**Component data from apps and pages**

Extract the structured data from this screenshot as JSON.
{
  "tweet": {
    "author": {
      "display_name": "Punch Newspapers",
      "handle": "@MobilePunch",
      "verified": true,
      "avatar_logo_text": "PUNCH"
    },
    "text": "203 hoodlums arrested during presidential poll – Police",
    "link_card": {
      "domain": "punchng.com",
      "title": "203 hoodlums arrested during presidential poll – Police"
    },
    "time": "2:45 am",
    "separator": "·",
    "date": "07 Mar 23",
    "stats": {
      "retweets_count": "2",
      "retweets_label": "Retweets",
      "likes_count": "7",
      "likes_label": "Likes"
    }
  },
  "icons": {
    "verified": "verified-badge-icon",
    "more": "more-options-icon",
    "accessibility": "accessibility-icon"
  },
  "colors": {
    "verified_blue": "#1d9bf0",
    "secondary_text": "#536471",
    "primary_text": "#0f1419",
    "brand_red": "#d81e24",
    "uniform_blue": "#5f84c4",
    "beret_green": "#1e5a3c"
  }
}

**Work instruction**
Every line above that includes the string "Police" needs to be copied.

**Output for this task**
    "text": "203 hoodlums arrested during presidential poll – Police",
      "title": "203 hoodlums arrested during presidential poll – Police"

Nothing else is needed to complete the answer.